THE All India Kisan Sabha (AIKS), in a statement issued on November 8, has expressed its profound concern and disappointment over the recent decision by the Government of India to significantly reduce subsidies on fertilizers under the NBS scheme, as announced in a notification dated October 26, 2023. This abrupt and severe cut in fertilizer subsidies comes at a critical time when farmers across India are gearing up for the Rabi crop season.
In the wake of the fertilizer crisis, it seemed that the worst was behind us, but the government has acted swiftly to reverse the crisis response policies. The AIKS notes that the subsidies for fertilizers, particularly for phosphates and potash, have been drastically slashed, aggravating the plight of Indian farmers. This reduction in subsidies has come at a time when international prices for these vital fertilizers have soared, leaving Indian agriculture more vulnerable to market fluctuations.
The data reveals that, when accounting for the drastic depreciation of the exchange rate, the subsidy on phosphates in October 2023 is only 9 per cent higher than the subsidy rate in June 2020, despite international prices for rock phosphate being approximately 4.6 times higher than those in June 2020. The situation is even more dire for potash, where the subsidy has been slashed to a mere 23 per cent of the pre-crisis level in nominal rupee terms, or approximately 80 per cent when considering exchange rate depreciation. This is in stark contrast to the fact that international prices for potassium chloride are about 1.75 times higher than those in June 2020. These drastic subsidy cuts will inevitably lead to a sharp increase in fertilizer prices in India.
India's food security is deeply interconnected with the use of chemical fertilizers, and the country's reliance on international markets for these crucial inputs has been exacerbated by decades of neoliberal policies. The AIKS is deeply disappointed by the ad-hoc, haphazard, and delayed response of the Indian government in addressing the fertilizer crisis, which proved grossly inadequate in mitigating the inflationary impact on domestic prices and ensuring an adequate supply of fertilizers.

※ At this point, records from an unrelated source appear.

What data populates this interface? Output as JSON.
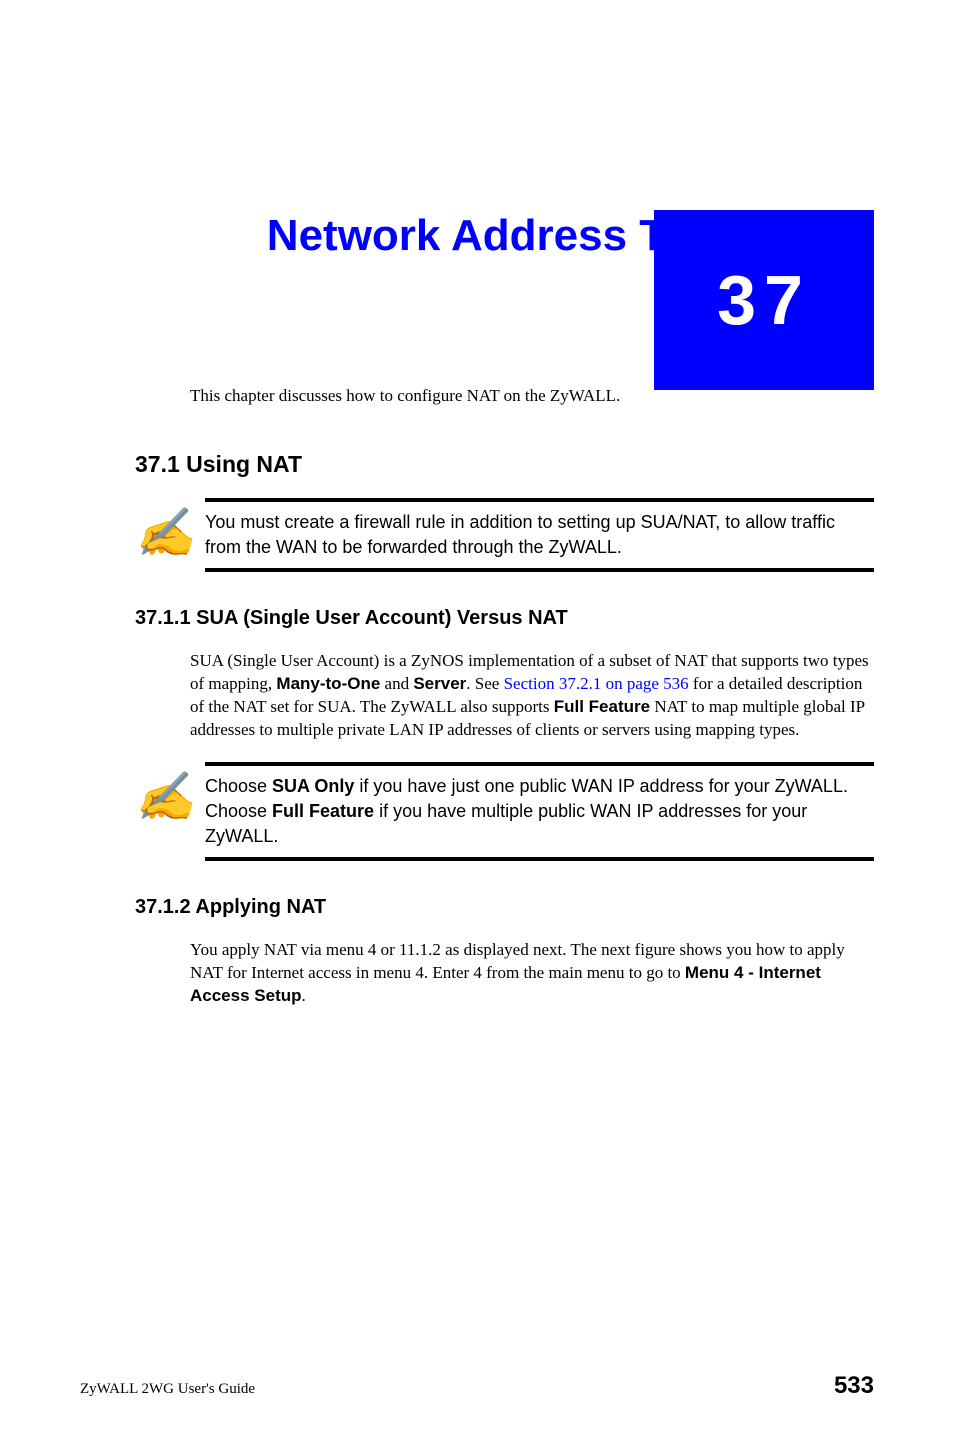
{
  "chapter": {
    "number": "37",
    "title": "Network Address Translation (NAT)"
  },
  "intro": "This chapter discusses how to configure NAT on the ZyWALL.",
  "section_37_1": {
    "heading": "37.1  Using NAT",
    "note": "You must create a firewall rule in addition to setting up SUA/NAT, to allow traffic from the WAN to be forwarded through the ZyWALL."
  },
  "section_37_1_1": {
    "heading": "37.1.1  SUA (Single User Account) Versus NAT",
    "para_part1": "SUA (Single User Account) is a ZyNOS implementation of a subset of NAT that supports two types of mapping, ",
    "bold_m2o": "Many-to-One",
    "mid1": " and ",
    "bold_server": "Server",
    "mid2": ". See ",
    "xref": "Section 37.2.1 on page 536",
    "mid3": " for a detailed description of the NAT set for SUA. The ZyWALL also supports ",
    "bold_ff": "Full Feature",
    "para_part2": " NAT to map multiple global IP addresses to multiple private LAN IP addresses of clients or servers using mapping types.",
    "note_line1a": "Choose ",
    "note_bold1": "SUA Only",
    "note_line1b": " if you have just one public WAN IP address for your ZyWALL.",
    "note_line2a": "Choose ",
    "note_bold2": "Full Feature",
    "note_line2b": " if you have multiple public WAN IP addresses for your ZyWALL."
  },
  "section_37_1_2": {
    "heading": "37.1.2  Applying NAT",
    "para_a": "You apply NAT via menu 4 or 11.1.2 as displayed next. The next figure shows you how to apply NAT for Internet access in menu 4. Enter 4 from the main menu to go to ",
    "bold_menu": "Menu 4 - Internet Access Setup",
    "para_b": "."
  },
  "footer": {
    "guide": "ZyWALL 2WG User's Guide",
    "page": "533"
  },
  "icons": {
    "note_glyph": "✍"
  }
}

It is evident that no substantial lessons have been learned from this crisis, and the Nutrient Based Subsidy (NBS) regime, which decontrolled prices of fertilizers other than urea while continuing to subsidise certain fertilizer companies, remains unchanged. Over the past three years, farmers have borne the brunt of increasing fertilizer prices, rationed provisioning of fertilizers, rampant black marketing, and various forms of malpractices at the hands of fertilizer companies and dealers. The recent severe reduction in subsidies, as announced by the government, paints a bleak picture for the future of Indian farmers who are already grappling with numerous challenges.
The All India Kisan Sabha urges the government to withdraw its decision and take immediate measures to address the concerns of farmers, ensuring that they receive the necessary support and subsidies to sustain their livelihoods and secure the nation's food security.
or reload the browser